The word "this" may appear in lines of the data below. Say how many lines hold it, giving only the number.

========

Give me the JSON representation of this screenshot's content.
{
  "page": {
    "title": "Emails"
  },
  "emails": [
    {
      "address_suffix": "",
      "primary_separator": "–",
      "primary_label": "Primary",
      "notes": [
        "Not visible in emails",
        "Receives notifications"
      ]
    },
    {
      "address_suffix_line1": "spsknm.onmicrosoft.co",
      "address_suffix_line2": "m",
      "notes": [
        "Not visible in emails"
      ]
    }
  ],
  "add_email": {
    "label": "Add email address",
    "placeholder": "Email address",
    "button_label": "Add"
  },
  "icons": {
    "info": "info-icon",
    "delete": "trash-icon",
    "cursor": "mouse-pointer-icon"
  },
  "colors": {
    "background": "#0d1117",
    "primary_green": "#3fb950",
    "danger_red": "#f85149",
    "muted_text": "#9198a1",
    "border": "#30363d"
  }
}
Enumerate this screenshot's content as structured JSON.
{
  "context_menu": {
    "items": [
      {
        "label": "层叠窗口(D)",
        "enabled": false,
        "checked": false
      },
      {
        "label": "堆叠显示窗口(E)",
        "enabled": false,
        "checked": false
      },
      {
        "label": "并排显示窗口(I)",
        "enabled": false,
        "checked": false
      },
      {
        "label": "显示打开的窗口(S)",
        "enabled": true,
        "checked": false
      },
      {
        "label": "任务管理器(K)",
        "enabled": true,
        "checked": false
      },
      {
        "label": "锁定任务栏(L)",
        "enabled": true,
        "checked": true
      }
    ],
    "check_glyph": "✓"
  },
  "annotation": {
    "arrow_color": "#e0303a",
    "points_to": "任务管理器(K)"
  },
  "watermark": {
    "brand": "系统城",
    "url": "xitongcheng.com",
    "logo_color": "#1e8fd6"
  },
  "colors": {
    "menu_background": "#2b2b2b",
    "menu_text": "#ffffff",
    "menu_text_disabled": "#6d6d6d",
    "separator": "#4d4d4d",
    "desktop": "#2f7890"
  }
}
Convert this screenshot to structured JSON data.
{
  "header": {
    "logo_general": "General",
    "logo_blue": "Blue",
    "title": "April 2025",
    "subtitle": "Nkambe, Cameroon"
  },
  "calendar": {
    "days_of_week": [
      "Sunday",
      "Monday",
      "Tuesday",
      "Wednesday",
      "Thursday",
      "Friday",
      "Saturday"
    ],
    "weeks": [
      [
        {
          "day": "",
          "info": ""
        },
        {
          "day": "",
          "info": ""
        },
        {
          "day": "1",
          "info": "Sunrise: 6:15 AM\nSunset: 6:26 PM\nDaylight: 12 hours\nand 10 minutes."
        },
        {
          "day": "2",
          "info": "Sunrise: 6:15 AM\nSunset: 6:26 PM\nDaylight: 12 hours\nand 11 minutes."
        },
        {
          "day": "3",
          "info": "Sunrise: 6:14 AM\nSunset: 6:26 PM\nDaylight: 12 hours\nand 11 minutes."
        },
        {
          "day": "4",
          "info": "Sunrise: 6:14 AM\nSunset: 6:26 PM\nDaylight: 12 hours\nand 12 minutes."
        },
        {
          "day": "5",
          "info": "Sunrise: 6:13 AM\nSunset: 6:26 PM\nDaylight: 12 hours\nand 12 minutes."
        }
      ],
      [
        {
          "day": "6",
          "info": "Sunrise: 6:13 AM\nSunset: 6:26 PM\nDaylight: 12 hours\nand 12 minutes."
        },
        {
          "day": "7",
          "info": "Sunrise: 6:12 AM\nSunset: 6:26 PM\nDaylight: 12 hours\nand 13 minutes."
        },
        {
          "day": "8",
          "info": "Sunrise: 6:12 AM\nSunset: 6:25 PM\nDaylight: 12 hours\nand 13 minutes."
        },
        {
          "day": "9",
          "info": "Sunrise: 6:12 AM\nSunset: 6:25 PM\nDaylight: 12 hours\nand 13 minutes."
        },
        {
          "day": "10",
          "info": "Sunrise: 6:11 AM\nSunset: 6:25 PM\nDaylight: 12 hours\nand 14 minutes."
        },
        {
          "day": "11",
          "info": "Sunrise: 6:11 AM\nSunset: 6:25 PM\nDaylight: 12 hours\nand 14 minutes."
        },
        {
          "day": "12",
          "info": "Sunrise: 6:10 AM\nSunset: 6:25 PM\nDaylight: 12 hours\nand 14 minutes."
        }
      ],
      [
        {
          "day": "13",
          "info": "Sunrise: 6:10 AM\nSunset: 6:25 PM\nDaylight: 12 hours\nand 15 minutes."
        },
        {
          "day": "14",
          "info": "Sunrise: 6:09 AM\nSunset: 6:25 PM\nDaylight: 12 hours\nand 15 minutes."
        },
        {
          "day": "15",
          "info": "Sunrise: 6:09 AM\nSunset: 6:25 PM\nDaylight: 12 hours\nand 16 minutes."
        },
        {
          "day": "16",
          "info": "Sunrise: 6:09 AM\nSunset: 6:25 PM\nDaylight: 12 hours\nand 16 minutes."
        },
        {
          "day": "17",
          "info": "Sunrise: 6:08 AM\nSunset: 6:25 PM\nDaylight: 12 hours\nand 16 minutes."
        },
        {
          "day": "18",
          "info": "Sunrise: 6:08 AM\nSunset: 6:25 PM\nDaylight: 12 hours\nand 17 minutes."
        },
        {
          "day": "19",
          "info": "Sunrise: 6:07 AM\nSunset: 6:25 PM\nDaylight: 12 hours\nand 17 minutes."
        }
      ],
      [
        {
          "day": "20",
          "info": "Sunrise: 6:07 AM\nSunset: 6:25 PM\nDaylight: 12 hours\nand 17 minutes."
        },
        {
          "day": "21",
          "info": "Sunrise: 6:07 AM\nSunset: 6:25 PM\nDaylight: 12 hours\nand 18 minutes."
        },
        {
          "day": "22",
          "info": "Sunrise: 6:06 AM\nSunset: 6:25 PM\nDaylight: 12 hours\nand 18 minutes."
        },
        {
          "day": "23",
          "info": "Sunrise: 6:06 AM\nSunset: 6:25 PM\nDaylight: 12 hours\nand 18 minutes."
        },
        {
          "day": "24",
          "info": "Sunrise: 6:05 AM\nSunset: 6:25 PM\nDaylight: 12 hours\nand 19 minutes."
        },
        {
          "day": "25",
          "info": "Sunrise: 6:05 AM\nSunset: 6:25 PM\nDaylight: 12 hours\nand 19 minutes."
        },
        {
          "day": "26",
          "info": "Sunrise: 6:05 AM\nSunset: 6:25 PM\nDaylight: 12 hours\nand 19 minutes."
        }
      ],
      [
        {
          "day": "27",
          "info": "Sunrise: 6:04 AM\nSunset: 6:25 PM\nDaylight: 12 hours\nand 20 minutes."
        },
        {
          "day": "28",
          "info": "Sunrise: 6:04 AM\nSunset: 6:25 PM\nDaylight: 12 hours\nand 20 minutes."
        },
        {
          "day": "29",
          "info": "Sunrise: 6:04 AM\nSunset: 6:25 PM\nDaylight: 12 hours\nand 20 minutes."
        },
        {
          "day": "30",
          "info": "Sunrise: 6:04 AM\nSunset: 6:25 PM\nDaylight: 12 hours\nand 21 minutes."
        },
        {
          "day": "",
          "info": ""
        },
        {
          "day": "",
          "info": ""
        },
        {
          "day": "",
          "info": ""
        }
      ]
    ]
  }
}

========

* **Written solution**
3